## Supplied data
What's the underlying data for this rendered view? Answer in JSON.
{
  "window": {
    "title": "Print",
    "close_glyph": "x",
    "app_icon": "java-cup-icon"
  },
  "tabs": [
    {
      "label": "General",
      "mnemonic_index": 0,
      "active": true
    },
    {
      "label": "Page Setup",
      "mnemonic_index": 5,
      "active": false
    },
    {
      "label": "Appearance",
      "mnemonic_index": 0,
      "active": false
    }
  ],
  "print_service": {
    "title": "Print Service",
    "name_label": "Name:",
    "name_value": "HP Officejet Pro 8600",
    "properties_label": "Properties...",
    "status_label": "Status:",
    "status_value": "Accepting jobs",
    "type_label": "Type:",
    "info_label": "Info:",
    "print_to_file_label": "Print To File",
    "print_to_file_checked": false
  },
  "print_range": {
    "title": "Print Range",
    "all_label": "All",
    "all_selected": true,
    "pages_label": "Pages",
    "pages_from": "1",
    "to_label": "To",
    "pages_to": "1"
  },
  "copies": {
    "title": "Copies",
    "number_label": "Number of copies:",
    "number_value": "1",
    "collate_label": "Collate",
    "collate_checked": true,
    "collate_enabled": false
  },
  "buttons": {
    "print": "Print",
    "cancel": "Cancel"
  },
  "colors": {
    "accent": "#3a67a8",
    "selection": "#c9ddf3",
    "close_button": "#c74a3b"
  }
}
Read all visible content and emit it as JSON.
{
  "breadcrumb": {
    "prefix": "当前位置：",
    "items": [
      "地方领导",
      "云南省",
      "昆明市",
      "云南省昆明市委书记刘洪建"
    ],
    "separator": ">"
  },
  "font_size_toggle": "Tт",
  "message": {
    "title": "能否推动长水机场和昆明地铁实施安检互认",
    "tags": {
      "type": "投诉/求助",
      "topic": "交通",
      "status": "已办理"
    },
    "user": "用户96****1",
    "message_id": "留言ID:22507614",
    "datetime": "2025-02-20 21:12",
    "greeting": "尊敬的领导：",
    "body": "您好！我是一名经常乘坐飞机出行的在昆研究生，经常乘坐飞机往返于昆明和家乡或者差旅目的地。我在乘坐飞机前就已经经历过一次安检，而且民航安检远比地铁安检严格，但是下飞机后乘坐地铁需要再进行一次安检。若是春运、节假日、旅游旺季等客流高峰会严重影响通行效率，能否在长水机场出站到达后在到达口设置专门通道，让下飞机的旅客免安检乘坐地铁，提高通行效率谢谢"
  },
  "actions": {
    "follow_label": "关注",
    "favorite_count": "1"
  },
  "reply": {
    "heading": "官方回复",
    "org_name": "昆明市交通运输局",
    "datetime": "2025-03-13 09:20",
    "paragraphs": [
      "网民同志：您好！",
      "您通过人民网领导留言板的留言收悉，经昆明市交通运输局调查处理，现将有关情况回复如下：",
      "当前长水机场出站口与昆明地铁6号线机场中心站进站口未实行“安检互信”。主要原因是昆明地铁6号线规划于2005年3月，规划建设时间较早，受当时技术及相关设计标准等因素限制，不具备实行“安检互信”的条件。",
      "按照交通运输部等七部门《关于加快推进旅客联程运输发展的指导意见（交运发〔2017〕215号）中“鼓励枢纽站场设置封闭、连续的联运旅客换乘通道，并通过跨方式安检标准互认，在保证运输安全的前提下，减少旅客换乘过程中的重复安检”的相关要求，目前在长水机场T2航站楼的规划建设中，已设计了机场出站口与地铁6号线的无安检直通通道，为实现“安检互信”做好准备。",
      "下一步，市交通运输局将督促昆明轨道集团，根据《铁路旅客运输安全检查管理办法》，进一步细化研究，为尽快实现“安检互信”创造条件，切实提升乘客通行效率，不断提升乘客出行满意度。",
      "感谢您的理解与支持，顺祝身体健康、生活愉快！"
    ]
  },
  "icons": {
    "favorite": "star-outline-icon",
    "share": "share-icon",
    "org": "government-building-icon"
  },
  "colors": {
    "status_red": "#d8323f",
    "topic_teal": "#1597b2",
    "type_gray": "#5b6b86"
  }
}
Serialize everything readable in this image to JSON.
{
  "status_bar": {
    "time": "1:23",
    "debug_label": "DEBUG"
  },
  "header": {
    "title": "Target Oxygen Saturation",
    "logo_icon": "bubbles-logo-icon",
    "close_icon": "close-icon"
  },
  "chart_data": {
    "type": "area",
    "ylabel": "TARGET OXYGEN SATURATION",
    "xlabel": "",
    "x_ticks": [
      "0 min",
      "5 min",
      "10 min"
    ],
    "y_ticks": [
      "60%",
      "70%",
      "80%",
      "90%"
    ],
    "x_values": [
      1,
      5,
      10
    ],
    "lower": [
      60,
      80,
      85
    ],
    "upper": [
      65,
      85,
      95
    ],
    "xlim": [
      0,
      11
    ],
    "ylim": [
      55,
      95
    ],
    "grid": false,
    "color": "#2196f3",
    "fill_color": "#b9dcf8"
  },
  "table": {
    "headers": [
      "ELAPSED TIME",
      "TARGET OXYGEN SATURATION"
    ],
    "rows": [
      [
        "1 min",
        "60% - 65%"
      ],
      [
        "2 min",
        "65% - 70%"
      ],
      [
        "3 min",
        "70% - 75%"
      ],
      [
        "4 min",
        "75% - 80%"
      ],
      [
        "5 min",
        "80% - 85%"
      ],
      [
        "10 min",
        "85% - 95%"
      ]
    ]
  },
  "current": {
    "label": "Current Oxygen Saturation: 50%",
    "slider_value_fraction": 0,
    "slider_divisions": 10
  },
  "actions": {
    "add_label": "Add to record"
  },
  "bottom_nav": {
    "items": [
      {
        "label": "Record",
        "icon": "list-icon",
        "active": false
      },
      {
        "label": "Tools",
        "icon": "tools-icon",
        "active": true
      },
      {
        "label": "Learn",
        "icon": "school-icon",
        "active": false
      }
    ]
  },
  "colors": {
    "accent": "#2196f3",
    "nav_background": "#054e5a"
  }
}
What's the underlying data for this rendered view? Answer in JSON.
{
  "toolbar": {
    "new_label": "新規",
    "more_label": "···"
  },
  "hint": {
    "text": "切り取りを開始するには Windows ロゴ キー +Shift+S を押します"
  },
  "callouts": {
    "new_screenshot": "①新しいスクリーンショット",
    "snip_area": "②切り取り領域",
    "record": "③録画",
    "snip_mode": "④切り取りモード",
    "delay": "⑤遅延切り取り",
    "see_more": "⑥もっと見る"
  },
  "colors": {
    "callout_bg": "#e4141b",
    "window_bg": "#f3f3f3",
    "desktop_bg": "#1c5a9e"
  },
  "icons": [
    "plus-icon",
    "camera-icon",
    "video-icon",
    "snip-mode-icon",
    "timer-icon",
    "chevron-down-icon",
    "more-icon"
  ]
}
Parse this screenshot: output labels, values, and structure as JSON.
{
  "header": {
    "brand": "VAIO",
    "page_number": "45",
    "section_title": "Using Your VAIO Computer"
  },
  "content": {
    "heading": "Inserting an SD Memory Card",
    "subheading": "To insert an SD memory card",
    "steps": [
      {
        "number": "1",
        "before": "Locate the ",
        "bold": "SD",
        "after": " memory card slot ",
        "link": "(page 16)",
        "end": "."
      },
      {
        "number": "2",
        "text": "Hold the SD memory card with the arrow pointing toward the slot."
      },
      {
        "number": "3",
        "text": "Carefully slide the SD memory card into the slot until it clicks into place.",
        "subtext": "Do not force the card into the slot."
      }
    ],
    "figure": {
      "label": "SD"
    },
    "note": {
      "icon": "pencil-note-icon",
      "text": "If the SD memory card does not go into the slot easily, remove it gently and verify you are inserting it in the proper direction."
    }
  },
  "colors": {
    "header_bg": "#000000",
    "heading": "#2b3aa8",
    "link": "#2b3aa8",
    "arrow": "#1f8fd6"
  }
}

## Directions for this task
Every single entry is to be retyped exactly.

## Completed exercise
What's the underlying data for this rendered view? Answer in JSON.
{
  "window": {
    "title": "Print",
    "close_glyph": "x",
    "app_icon": "java-cup-icon"
  },
  "tabs": [
    {
      "label": "General",
      "mnemonic_index": 0,
      "active": true
    },
    {
      "label": "Page Setup",
      "mnemonic_index": 5,
      "active": false
    },
    {
      "label": "Appearance",
      "mnemonic_index": 0,
      "active": false
    }
  ],
  "print_service": {
    "title": "Print Service",
    "name_label": "Name:",
    "name_value": "HP Officejet Pro 8600",
    "properties_label": "Properties...",
    "status_label": "Status:",
    "status_value": "Accepting jobs",
    "type_label": "Type:",
    "info_label": "Info:",
    "print_to_file_label": "Print To File",
    "print_to_file_checked": false
  },
  "print_range": {
    "title": "Print Range",
    "all_label": "All",
    "all_selected": true,
    "pages_label": "Pages",
    "pages_from": "1",
    "to_label": "To",
    "pages_to": "1"
  },
  "copies": {
    "title": "Copies",
    "number_label": "Number of copies:",
    "number_value": "1",
    "collate_label": "Collate",
    "collate_checked": true,
    "collate_enabled": false
  },
  "buttons": {
    "print": "Print",
    "cancel": "Cancel"
  },
  "colors": {
    "accent": "#3a67a8",
    "selection": "#c9ddf3",
    "close_button": "#c74a3b"
  }
}
Read all visible content and emit it as JSON.
{
  "breadcrumb": {
    "prefix": "当前位置：",
    "items": [
      "地方领导",
      "云南省",
      "昆明市",
      "云南省昆明市委书记刘洪建"
    ],
    "separator": ">"
  },
  "font_size_toggle": "Tт",
  "message": {
    "title": "能否推动长水机场和昆明地铁实施安检互认",
    "tags": {
      "type": "投诉/求助",
      "topic": "交通",
      "status": "已办理"
    },
    "user": "用户96****1",
    "message_id": "留言ID:22507614",
    "datetime": "2025-02-20 21:12",
    "greeting": "尊敬的领导：",
    "body": "您好！我是一名经常乘坐飞机出行的在昆研究生，经常乘坐飞机往返于昆明和家乡或者差旅目的地。我在乘坐飞机前就已经经历过一次安检，而且民航安检远比地铁安检严格，但是下飞机后乘坐地铁需要再进行一次安检。若是春运、节假日、旅游旺季等客流高峰会严重影响通行效率，能否在长水机场出站到达后在到达口设置专门通道，让下飞机的旅客免安检乘坐地铁，提高通行效率谢谢"
  },
  "actions": {
    "follow_label": "关注",
    "favorite_count": "1"
  },
  "reply": {
    "heading": "官方回复",
    "org_name": "昆明市交通运输局",
    "datetime": "2025-03-13 09:20",
    "paragraphs": [
      "网民同志：您好！",
      "您通过人民网领导留言板的留言收悉，经昆明市交通运输局调查处理，现将有关情况回复如下：",
      "当前长水机场出站口与昆明地铁6号线机场中心站进站口未实行“安检互信”。主要原因是昆明地铁6号线规划于2005年3月，规划建设时间较早，受当时技术及相关设计标准等因素限制，不具备实行“安检互信”的条件。",
      "按照交通运输部等七部门《关于加快推进旅客联程运输发展的指导意见（交运发〔2017〕215号）中“鼓励枢纽站场设置封闭、连续的联运旅客换乘通道，并通过跨方式安检标准互认，在保证运输安全的前提下，减少旅客换乘过程中的重复安检”的相关要求，目前在长水机场T2航站楼的规划建设中，已设计了机场出站口与地铁6号线的无安检直通通道，为实现“安检互信”做好准备。",
      "下一步，市交通运输局将督促昆明轨道集团，根据《铁路旅客运输安全检查管理办法》，进一步细化研究，为尽快实现“安检互信”创造条件，切实提升乘客通行效率，不断提升乘客出行满意度。",
      "感谢您的理解与支持，顺祝身体健康、生活愉快！"
    ]
  },
  "icons": {
    "favorite": "star-outline-icon",
    "share": "share-icon",
    "org": "government-building-icon"
  },
  "colors": {
    "status_red": "#d8323f",
    "topic_teal": "#1597b2",
    "type_gray": "#5b6b86"
  }
}
Serialize everything readable in this image to JSON.
{
  "status_bar": {
    "time": "1:23",
    "debug_label": "DEBUG"
  },
  "header": {
    "title": "Target Oxygen Saturation",
    "logo_icon": "bubbles-logo-icon",
    "close_icon": "close-icon"
  },
  "chart_data": {
    "type": "area",
    "ylabel": "TARGET OXYGEN SATURATION",
    "xlabel": "",
    "x_ticks": [
      "0 min",
      "5 min",
      "10 min"
    ],
    "y_ticks": [
      "60%",
      "70%",
      "80%",
      "90%"
    ],
    "x_values": [
      1,
      5,
      10
    ],
    "lower": [
      60,
      80,
      85
    ],
    "upper": [
      65,
      85,
      95
    ],
    "xlim": [
      0,
      11
    ],
    "ylim": [
      55,
      95
    ],
    "grid": false,
    "color": "#2196f3",
    "fill_color": "#b9dcf8"
  },
  "table": {
    "headers": [
      "ELAPSED TIME",
      "TARGET OXYGEN SATURATION"
    ],
    "rows": [
      [
        "1 min",
        "60% - 65%"
      ],
      [
        "2 min",
        "65% - 70%"
      ],
      [
        "3 min",
        "70% - 75%"
      ],
      [
        "4 min",
        "75% - 80%"
      ],
      [
        "5 min",
        "80% - 85%"
      ],
      [
        "10 min",
        "85% - 95%"
      ]
    ]
  },
  "current": {
    "label": "Current Oxygen Saturation: 50%",
    "slider_value_fraction": 0,
    "slider_divisions": 10
  },
  "actions": {
    "add_label": "Add to record"
  },
  "bottom_nav": {
    "items": [
      {
        "label": "Record",
        "icon": "list-icon",
        "active": false
      },
      {
        "label": "Tools",
        "icon": "tools-icon",
        "active": true
      },
      {
        "label": "Learn",
        "icon": "school-icon",
        "active": false
      }
    ]
  },
  "colors": {
    "accent": "#2196f3",
    "nav_background": "#054e5a"
  }
}
What's the underlying data for this rendered view? Answer in JSON.
{
  "toolbar": {
    "new_label": "新規",
    "more_label": "···"
  },
  "hint": {
    "text": "切り取りを開始するには Windows ロゴ キー +Shift+S を押します"
  },
  "callouts": {
    "new_screenshot": "①新しいスクリーンショット",
    "snip_area": "②切り取り領域",
    "record": "③録画",
    "snip_mode": "④切り取りモード",
    "delay": "⑤遅延切り取り",
    "see_more": "⑥もっと見る"
  },
  "colors": {
    "callout_bg": "#e4141b",
    "window_bg": "#f3f3f3",
    "desktop_bg": "#1c5a9e"
  },
  "icons": [
    "plus-icon",
    "camera-icon",
    "video-icon",
    "snip-mode-icon",
    "timer-icon",
    "chevron-down-icon",
    "more-icon"
  ]
}
Parse this screenshot: output labels, values, and structure as JSON.
{
  "header": {
    "brand": "VAIO",
    "page_number": "45",
    "section_title": "Using Your VAIO Computer"
  },
  "content": {
    "heading": "Inserting an SD Memory Card",
    "subheading": "To insert an SD memory card",
    "steps": [
      {
        "number": "1",
        "before": "Locate the ",
        "bold": "SD",
        "after": " memory card slot ",
        "link": "(page 16)",
        "end": "."
      },
      {
        "number": "2",
        "text": "Hold the SD memory card with the arrow pointing toward the slot."
      },
      {
        "number": "3",
        "text": "Carefully slide the SD memory card into the slot until it clicks into place.",
        "subtext": "Do not force the card into the slot."
      }
    ],
    "figure": {
      "label": "SD"
    },
    "note": {
      "icon": "pencil-note-icon",
      "text": "If the SD memory card does not go into the slot easily, remove it gently and verify you are inserting it in the proper direction."
    }
  },
  "colors": {
    "header_bg": "#000000",
    "heading": "#2b3aa8",
    "link": "#2b3aa8",
    "arrow": "#1f8fd6"
  }
}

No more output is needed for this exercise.